=== Exercise description ===
Your answer should consist of the lines in the listing that hold "Dynamics".
### The records ###
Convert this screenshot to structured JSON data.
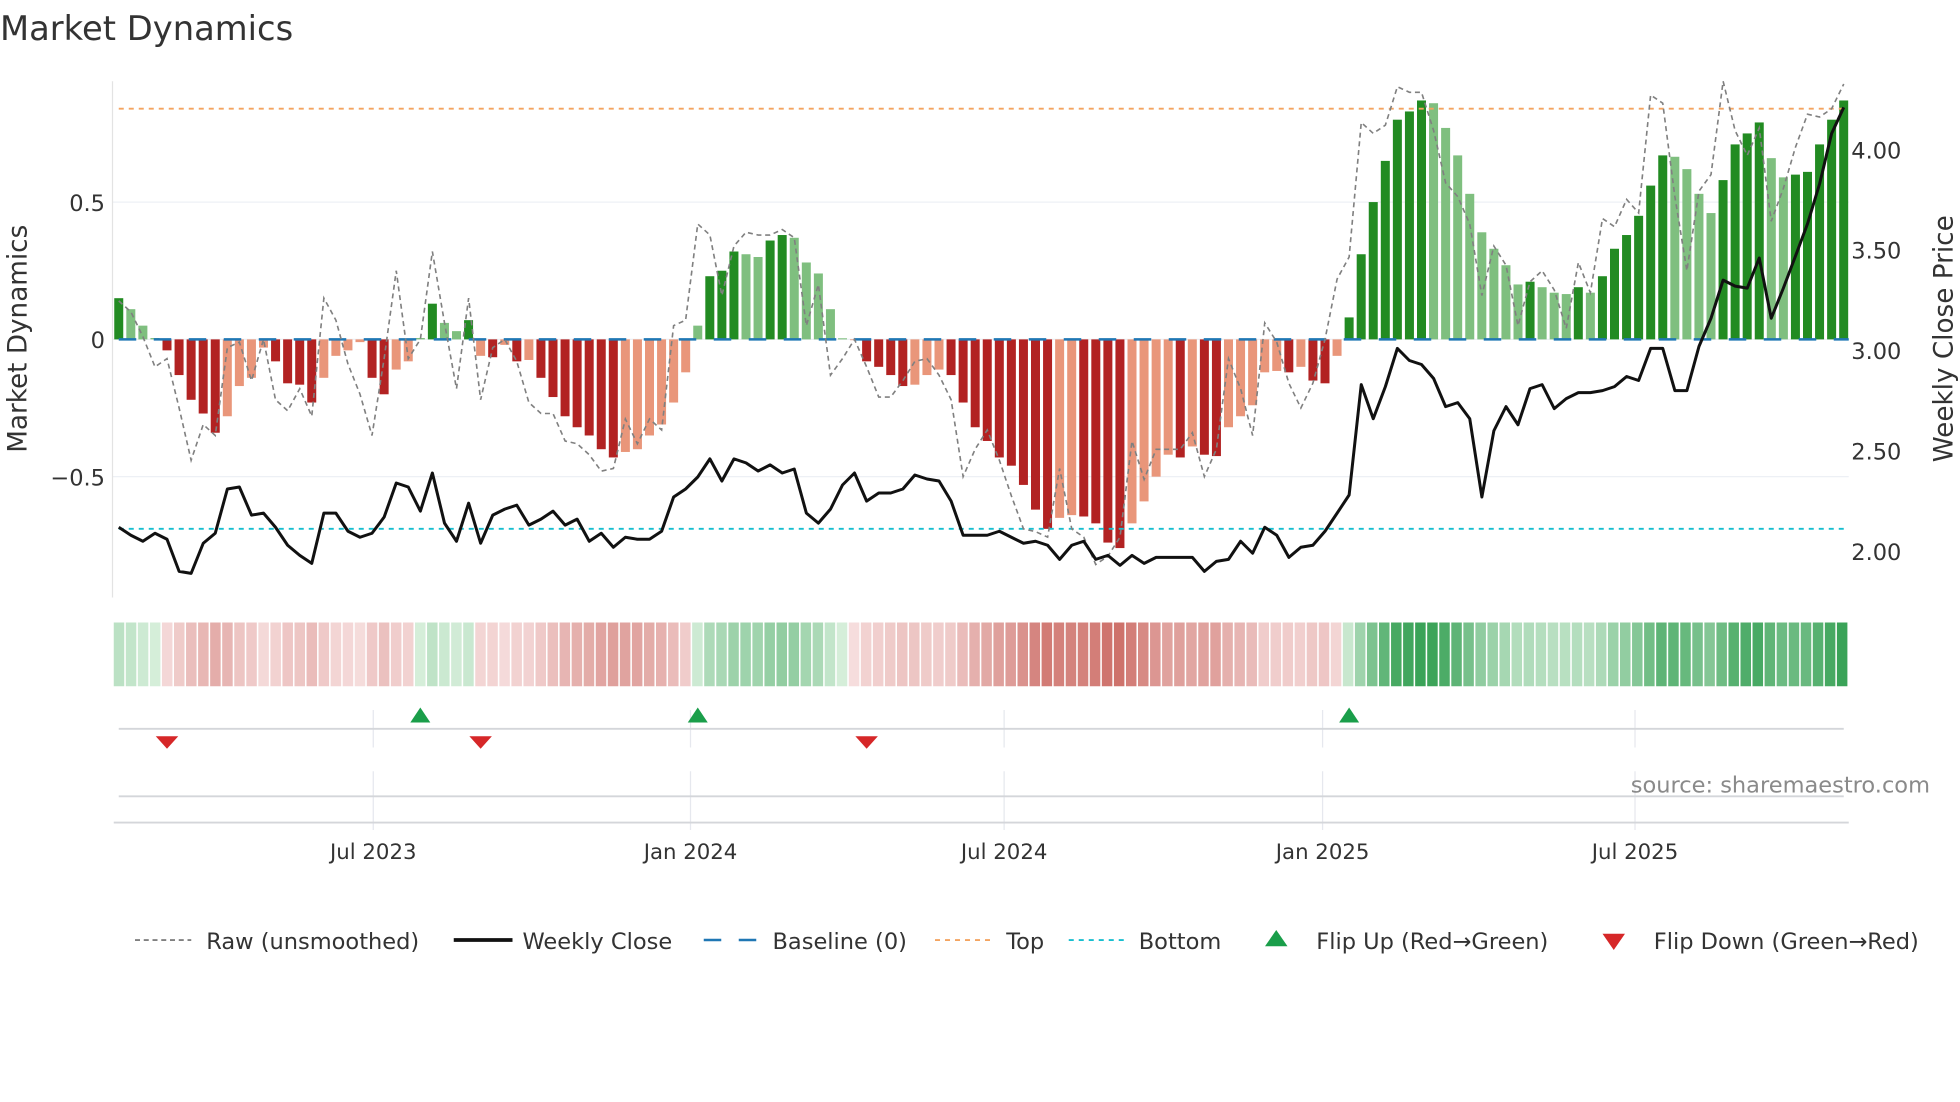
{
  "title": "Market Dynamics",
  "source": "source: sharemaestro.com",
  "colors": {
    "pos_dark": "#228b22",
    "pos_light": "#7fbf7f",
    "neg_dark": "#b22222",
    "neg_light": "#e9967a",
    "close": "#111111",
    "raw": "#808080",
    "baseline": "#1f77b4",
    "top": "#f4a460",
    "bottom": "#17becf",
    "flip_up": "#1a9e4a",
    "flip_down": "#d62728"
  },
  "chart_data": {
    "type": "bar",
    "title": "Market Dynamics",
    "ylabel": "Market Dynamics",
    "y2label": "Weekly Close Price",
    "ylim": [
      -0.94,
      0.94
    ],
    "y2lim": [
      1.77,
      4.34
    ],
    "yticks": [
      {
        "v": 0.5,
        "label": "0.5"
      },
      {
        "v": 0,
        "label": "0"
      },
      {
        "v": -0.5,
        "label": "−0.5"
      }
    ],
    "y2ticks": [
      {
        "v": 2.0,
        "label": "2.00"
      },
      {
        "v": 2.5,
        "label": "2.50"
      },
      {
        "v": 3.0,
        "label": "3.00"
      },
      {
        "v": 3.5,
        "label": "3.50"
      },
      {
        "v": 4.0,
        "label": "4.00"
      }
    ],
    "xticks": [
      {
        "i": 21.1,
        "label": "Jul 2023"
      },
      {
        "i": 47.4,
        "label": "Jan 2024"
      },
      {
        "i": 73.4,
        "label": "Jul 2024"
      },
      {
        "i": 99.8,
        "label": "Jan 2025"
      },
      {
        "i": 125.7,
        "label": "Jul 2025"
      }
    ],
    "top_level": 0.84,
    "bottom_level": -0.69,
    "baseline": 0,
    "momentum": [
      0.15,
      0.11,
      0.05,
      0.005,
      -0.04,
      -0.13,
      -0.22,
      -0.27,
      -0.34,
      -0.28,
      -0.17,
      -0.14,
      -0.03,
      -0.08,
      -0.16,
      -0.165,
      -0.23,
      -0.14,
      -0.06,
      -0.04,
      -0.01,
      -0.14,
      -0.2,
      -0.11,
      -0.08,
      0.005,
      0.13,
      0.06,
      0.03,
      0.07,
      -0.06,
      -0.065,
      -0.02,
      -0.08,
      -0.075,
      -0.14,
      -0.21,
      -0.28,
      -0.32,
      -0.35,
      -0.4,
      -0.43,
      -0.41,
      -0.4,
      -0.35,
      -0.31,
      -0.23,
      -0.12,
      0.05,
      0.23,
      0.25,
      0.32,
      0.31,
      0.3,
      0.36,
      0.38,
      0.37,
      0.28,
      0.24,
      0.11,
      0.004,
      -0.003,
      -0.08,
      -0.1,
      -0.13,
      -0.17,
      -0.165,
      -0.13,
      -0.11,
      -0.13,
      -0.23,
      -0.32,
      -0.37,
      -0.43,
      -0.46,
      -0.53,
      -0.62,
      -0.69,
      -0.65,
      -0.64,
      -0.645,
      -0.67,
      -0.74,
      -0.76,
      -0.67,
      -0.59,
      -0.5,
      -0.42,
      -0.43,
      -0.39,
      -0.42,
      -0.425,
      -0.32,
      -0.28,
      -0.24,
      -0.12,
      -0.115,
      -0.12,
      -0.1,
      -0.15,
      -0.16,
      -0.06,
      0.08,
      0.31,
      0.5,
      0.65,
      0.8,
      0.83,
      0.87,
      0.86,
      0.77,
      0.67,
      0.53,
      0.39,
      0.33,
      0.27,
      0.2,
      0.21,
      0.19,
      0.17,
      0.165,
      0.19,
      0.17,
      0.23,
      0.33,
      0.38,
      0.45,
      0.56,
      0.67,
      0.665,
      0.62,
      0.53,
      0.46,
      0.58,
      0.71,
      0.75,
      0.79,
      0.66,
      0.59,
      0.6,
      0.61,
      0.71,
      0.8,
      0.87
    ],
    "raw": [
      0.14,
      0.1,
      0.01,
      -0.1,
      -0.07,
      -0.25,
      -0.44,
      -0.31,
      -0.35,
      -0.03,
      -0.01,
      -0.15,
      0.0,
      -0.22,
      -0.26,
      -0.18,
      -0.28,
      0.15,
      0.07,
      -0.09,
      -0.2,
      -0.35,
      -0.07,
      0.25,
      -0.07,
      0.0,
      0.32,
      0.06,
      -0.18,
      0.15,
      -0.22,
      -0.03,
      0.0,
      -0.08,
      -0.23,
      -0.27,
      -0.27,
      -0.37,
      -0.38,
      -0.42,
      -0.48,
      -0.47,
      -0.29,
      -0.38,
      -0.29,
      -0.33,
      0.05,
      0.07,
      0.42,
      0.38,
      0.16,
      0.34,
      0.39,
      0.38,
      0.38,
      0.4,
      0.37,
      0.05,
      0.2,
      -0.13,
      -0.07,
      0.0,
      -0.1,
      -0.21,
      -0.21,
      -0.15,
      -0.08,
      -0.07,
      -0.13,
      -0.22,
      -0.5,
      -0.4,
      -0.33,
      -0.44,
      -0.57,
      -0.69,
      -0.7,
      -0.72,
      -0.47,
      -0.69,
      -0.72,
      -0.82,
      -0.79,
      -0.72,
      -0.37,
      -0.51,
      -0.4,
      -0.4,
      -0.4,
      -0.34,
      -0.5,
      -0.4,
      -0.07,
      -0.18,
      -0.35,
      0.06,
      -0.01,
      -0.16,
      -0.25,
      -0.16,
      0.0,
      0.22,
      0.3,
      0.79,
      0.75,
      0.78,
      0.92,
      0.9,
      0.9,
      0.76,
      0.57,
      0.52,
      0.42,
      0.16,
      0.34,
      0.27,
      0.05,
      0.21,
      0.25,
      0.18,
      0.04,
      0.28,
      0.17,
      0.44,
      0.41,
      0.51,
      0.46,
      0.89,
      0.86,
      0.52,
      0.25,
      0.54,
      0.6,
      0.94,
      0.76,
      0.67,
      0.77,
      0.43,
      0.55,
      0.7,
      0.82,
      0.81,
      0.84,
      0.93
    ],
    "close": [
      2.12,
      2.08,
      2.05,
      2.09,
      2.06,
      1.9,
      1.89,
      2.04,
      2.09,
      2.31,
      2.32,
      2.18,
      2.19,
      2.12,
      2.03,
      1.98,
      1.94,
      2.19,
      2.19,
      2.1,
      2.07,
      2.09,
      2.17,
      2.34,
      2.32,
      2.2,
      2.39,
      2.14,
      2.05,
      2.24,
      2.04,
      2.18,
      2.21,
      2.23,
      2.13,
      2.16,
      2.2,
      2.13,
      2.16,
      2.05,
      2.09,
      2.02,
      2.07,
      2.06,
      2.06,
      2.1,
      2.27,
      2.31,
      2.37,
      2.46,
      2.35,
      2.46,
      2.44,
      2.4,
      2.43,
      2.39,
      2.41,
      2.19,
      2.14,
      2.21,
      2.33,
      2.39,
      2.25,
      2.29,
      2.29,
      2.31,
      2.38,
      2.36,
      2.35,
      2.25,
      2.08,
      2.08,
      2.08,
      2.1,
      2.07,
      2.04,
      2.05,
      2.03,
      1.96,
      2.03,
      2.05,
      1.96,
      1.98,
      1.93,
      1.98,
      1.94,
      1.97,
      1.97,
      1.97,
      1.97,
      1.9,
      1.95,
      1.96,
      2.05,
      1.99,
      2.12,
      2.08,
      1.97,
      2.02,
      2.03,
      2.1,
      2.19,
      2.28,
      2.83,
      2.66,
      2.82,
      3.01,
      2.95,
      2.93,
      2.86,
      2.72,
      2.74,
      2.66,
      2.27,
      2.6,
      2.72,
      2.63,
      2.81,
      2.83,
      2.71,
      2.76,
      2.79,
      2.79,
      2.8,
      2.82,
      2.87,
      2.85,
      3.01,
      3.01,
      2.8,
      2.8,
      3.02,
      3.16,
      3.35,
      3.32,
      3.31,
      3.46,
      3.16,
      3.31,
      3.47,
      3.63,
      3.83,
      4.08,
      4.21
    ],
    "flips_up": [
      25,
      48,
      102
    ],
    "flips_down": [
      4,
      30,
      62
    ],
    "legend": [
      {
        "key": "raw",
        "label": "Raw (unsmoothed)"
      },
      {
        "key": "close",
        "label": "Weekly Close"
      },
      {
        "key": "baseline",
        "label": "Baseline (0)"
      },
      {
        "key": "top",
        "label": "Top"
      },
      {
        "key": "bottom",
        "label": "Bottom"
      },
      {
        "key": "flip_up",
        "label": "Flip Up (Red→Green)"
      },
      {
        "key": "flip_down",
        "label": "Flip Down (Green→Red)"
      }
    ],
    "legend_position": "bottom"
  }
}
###
=== Response to this exercise ===
  "title": "Market Dynamics",
    "title": "Market Dynamics",
    "ylabel": "Market Dynamics",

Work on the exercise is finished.